■ **Description of the task**: Each line with the word "label" must appear in the answer, copied from the records.

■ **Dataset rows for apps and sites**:
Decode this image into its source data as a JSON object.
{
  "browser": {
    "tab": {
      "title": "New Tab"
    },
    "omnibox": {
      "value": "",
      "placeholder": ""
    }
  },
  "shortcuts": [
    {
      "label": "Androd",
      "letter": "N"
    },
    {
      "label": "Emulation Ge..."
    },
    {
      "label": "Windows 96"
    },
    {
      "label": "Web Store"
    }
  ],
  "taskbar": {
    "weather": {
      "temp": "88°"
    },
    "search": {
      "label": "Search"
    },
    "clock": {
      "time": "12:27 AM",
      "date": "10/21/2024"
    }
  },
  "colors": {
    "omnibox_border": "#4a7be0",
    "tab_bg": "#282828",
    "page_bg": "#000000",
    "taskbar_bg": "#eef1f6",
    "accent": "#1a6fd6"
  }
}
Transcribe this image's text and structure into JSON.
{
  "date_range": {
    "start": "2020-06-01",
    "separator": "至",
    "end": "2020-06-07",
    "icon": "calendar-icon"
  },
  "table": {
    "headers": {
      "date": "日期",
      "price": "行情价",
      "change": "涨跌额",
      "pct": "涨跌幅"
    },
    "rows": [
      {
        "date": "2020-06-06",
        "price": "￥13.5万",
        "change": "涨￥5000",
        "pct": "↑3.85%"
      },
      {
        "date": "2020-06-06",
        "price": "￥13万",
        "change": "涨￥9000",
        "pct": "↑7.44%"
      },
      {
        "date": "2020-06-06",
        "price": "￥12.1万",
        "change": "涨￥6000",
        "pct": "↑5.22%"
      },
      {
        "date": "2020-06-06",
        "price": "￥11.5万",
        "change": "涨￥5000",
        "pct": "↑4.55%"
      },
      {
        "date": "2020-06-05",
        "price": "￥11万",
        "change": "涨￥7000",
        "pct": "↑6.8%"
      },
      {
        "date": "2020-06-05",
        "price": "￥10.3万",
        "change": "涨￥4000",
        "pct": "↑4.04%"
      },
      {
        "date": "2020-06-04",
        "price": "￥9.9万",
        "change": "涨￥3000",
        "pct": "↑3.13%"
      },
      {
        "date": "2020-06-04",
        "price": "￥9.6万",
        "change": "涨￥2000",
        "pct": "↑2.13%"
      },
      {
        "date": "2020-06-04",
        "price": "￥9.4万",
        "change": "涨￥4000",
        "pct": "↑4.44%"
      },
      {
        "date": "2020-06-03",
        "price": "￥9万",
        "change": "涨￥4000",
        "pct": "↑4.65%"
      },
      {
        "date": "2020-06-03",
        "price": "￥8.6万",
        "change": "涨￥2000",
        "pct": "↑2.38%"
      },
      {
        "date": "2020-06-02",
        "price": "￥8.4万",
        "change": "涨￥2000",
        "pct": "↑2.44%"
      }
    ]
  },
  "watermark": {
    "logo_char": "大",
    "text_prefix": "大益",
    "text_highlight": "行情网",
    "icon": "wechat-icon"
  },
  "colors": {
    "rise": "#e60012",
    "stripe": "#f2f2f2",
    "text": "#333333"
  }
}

■ **Result**:
      "label": "Androd",
      "label": "Emulation Ge..."
      "label": "Windows 96"
      "label": "Web Store"
      "label": "Search"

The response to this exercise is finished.